Dataset rows for apps and sites:

----------------

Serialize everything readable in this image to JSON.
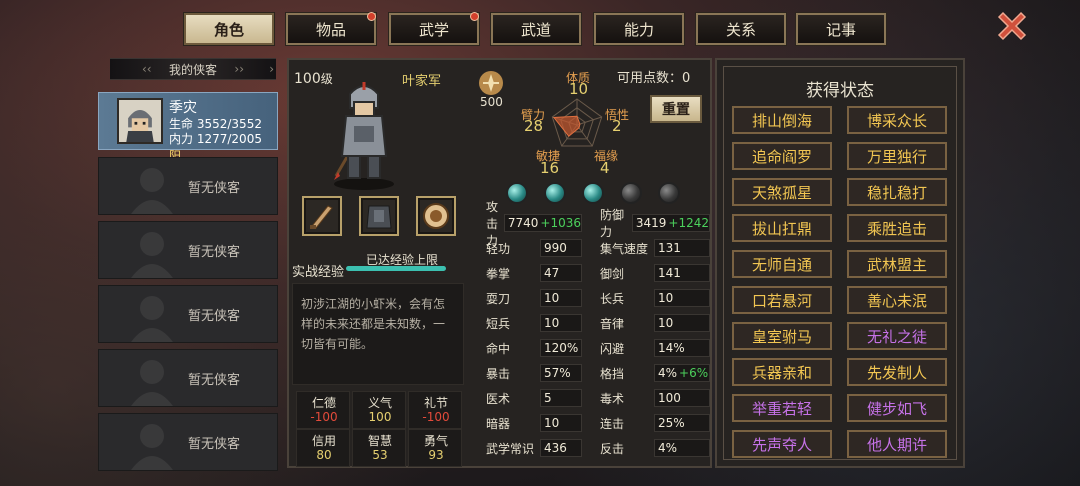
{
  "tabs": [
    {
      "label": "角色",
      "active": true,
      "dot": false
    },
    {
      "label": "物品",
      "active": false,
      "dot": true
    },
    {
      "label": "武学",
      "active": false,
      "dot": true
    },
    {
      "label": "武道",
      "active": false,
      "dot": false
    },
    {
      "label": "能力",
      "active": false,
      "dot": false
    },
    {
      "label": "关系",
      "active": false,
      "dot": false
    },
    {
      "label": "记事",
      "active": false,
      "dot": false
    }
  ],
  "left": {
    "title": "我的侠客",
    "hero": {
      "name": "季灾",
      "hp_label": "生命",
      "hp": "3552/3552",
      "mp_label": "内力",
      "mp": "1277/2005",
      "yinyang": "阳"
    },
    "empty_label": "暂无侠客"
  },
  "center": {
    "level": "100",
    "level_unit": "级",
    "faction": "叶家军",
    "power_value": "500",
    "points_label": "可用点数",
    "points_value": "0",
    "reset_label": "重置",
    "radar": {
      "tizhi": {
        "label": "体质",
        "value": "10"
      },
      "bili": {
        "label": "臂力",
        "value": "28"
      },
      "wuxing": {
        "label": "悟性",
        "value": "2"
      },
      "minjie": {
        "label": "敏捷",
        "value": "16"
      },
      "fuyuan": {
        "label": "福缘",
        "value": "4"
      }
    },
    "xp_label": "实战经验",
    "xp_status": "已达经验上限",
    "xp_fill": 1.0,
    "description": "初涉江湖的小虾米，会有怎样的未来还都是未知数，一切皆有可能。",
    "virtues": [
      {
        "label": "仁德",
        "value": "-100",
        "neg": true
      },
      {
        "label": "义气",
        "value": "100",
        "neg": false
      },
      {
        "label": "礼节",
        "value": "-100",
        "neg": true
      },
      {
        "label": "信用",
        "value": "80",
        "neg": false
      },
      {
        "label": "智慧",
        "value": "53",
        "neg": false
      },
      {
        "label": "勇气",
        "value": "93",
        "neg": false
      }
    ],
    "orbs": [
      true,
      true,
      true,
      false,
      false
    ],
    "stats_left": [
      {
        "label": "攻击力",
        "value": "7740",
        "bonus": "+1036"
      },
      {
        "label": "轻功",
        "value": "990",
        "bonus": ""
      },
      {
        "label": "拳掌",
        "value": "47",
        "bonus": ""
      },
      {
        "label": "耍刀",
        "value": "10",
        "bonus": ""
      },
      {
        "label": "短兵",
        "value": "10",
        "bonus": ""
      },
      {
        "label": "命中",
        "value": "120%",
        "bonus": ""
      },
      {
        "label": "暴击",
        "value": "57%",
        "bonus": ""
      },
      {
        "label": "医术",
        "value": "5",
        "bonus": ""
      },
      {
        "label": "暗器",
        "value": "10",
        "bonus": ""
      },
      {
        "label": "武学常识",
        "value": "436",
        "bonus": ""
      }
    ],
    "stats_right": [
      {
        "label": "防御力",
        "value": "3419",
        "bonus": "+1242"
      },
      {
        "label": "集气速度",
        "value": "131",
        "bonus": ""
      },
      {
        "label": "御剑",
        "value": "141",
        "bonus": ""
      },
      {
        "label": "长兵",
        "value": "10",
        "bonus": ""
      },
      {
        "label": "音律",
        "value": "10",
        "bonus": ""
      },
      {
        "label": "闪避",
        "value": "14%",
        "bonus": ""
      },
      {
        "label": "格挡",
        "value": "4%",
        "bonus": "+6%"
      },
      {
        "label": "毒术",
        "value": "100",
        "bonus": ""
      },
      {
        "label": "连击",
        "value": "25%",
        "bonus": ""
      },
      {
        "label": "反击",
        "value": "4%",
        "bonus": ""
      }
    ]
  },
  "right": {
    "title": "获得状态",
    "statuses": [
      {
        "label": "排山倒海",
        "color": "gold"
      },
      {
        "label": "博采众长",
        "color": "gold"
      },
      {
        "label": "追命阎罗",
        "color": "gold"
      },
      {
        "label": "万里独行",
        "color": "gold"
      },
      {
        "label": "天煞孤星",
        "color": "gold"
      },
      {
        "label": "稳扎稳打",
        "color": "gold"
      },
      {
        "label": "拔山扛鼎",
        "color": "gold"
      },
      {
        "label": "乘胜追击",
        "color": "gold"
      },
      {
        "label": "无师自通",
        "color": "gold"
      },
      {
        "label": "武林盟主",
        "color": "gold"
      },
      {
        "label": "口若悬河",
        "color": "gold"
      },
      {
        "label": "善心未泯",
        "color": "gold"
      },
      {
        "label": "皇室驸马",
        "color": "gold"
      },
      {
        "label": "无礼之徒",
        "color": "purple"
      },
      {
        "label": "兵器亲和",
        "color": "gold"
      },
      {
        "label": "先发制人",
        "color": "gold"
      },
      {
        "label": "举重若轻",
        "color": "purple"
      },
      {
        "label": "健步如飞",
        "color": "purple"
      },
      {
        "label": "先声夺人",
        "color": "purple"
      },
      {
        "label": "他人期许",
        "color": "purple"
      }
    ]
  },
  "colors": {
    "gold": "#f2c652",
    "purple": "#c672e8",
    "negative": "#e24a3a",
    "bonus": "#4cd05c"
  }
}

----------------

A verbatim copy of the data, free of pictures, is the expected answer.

Serialize everything readable in this image to JSON.
{
  "tabs": [
    {
      "label": "角色",
      "active": true,
      "dot": false
    },
    {
      "label": "物品",
      "active": false,
      "dot": true
    },
    {
      "label": "武学",
      "active": false,
      "dot": true
    },
    {
      "label": "武道",
      "active": false,
      "dot": false
    },
    {
      "label": "能力",
      "active": false,
      "dot": false
    },
    {
      "label": "关系",
      "active": false,
      "dot": false
    },
    {
      "label": "记事",
      "active": false,
      "dot": false
    }
  ],
  "left": {
    "title": "我的侠客",
    "hero": {
      "name": "季灾",
      "hp_label": "生命",
      "hp": "3552/3552",
      "mp_label": "内力",
      "mp": "1277/2005",
      "yinyang": "阳"
    },
    "empty_label": "暂无侠客"
  },
  "center": {
    "level": "100",
    "level_unit": "级",
    "faction": "叶家军",
    "power_value": "500",
    "points_label": "可用点数",
    "points_value": "0",
    "reset_label": "重置",
    "radar": {
      "tizhi": {
        "label": "体质",
        "value": "10"
      },
      "bili": {
        "label": "臂力",
        "value": "28"
      },
      "wuxing": {
        "label": "悟性",
        "value": "2"
      },
      "minjie": {
        "label": "敏捷",
        "value": "16"
      },
      "fuyuan": {
        "label": "福缘",
        "value": "4"
      }
    },
    "xp_label": "实战经验",
    "xp_status": "已达经验上限",
    "xp_fill": 1.0,
    "description": "初涉江湖的小虾米，会有怎样的未来还都是未知数，一切皆有可能。",
    "virtues": [
      {
        "label": "仁德",
        "value": "-100",
        "neg": true
      },
      {
        "label": "义气",
        "value": "100",
        "neg": false
      },
      {
        "label": "礼节",
        "value": "-100",
        "neg": true
      },
      {
        "label": "信用",
        "value": "80",
        "neg": false
      },
      {
        "label": "智慧",
        "value": "53",
        "neg": false
      },
      {
        "label": "勇气",
        "value": "93",
        "neg": false
      }
    ],
    "orbs": [
      true,
      true,
      true,
      false,
      false
    ],
    "stats_left": [
      {
        "label": "攻击力",
        "value": "7740",
        "bonus": "+1036"
      },
      {
        "label": "轻功",
        "value": "990",
        "bonus": ""
      },
      {
        "label": "拳掌",
        "value": "47",
        "bonus": ""
      },
      {
        "label": "耍刀",
        "value": "10",
        "bonus": ""
      },
      {
        "label": "短兵",
        "value": "10",
        "bonus": ""
      },
      {
        "label": "命中",
        "value": "120%",
        "bonus": ""
      },
      {
        "label": "暴击",
        "value": "57%",
        "bonus": ""
      },
      {
        "label": "医术",
        "value": "5",
        "bonus": ""
      },
      {
        "label": "暗器",
        "value": "10",
        "bonus": ""
      },
      {
        "label": "武学常识",
        "value": "436",
        "bonus": ""
      }
    ],
    "stats_right": [
      {
        "label": "防御力",
        "value": "3419",
        "bonus": "+1242"
      },
      {
        "label": "集气速度",
        "value": "131",
        "bonus": ""
      },
      {
        "label": "御剑",
        "value": "141",
        "bonus": ""
      },
      {
        "label": "长兵",
        "value": "10",
        "bonus": ""
      },
      {
        "label": "音律",
        "value": "10",
        "bonus": ""
      },
      {
        "label": "闪避",
        "value": "14%",
        "bonus": ""
      },
      {
        "label": "格挡",
        "value": "4%",
        "bonus": "+6%"
      },
      {
        "label": "毒术",
        "value": "100",
        "bonus": ""
      },
      {
        "label": "连击",
        "value": "25%",
        "bonus": ""
      },
      {
        "label": "反击",
        "value": "4%",
        "bonus": ""
      }
    ]
  },
  "right": {
    "title": "获得状态",
    "statuses": [
      {
        "label": "排山倒海",
        "color": "gold"
      },
      {
        "label": "博采众长",
        "color": "gold"
      },
      {
        "label": "追命阎罗",
        "color": "gold"
      },
      {
        "label": "万里独行",
        "color": "gold"
      },
      {
        "label": "天煞孤星",
        "color": "gold"
      },
      {
        "label": "稳扎稳打",
        "color": "gold"
      },
      {
        "label": "拔山扛鼎",
        "color": "gold"
      },
      {
        "label": "乘胜追击",
        "color": "gold"
      },
      {
        "label": "无师自通",
        "color": "gold"
      },
      {
        "label": "武林盟主",
        "color": "gold"
      },
      {
        "label": "口若悬河",
        "color": "gold"
      },
      {
        "label": "善心未泯",
        "color": "gold"
      },
      {
        "label": "皇室驸马",
        "color": "gold"
      },
      {
        "label": "无礼之徒",
        "color": "purple"
      },
      {
        "label": "兵器亲和",
        "color": "gold"
      },
      {
        "label": "先发制人",
        "color": "gold"
      },
      {
        "label": "举重若轻",
        "color": "purple"
      },
      {
        "label": "健步如飞",
        "color": "purple"
      },
      {
        "label": "先声夺人",
        "color": "purple"
      },
      {
        "label": "他人期许",
        "color": "purple"
      }
    ]
  },
  "colors": {
    "gold": "#f2c652",
    "purple": "#c672e8",
    "negative": "#e24a3a",
    "bonus": "#4cd05c"
  }
}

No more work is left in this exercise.